## INSTRUCTIONS FOR THE TASK
Restate all of the data below word for word.

(EXERCISE INPUT Opens)

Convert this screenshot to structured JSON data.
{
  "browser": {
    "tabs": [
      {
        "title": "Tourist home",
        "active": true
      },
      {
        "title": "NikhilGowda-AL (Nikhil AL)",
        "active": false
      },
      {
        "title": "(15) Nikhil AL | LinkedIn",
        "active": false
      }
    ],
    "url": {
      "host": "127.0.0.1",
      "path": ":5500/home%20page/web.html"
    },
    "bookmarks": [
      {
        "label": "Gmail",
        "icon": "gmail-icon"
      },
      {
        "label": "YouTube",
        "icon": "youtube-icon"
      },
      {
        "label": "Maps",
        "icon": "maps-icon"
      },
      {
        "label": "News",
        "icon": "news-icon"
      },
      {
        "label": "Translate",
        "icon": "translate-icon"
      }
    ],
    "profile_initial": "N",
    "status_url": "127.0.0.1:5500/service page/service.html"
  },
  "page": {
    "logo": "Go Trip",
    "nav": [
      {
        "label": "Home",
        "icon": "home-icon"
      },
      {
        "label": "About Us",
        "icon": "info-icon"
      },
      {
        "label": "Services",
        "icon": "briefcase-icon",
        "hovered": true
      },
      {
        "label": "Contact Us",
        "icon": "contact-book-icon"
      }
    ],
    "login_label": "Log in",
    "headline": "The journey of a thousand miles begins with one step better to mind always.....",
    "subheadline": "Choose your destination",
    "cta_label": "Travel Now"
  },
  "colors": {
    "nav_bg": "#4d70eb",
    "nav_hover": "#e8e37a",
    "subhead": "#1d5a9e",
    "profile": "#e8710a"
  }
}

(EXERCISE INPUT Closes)

## ANSWER TO THE PROBLEM
Convert this screenshot to structured JSON data.
{
  "browser": {
    "tabs": [
      {
        "title": "Tourist home",
        "active": true
      },
      {
        "title": "NikhilGowda-AL (Nikhil AL)",
        "active": false
      },
      {
        "title": "(15) Nikhil AL | LinkedIn",
        "active": false
      }
    ],
    "url": {
      "host": "127.0.0.1",
      "path": ":5500/home%20page/web.html"
    },
    "bookmarks": [
      {
        "label": "Gmail",
        "icon": "gmail-icon"
      },
      {
        "label": "YouTube",
        "icon": "youtube-icon"
      },
      {
        "label": "Maps",
        "icon": "maps-icon"
      },
      {
        "label": "News",
        "icon": "news-icon"
      },
      {
        "label": "Translate",
        "icon": "translate-icon"
      }
    ],
    "profile_initial": "N",
    "status_url": "127.0.0.1:5500/service page/service.html"
  },
  "page": {
    "logo": "Go Trip",
    "nav": [
      {
        "label": "Home",
        "icon": "home-icon"
      },
      {
        "label": "About Us",
        "icon": "info-icon"
      },
      {
        "label": "Services",
        "icon": "briefcase-icon",
        "hovered": true
      },
      {
        "label": "Contact Us",
        "icon": "contact-book-icon"
      }
    ],
    "login_label": "Log in",
    "headline": "The journey of a thousand miles begins with one step better to mind always.....",
    "subheadline": "Choose your destination",
    "cta_label": "Travel Now"
  },
  "colors": {
    "nav_bg": "#4d70eb",
    "nav_hover": "#e8e37a",
    "subhead": "#1d5a9e",
    "profile": "#e8710a"
  }
}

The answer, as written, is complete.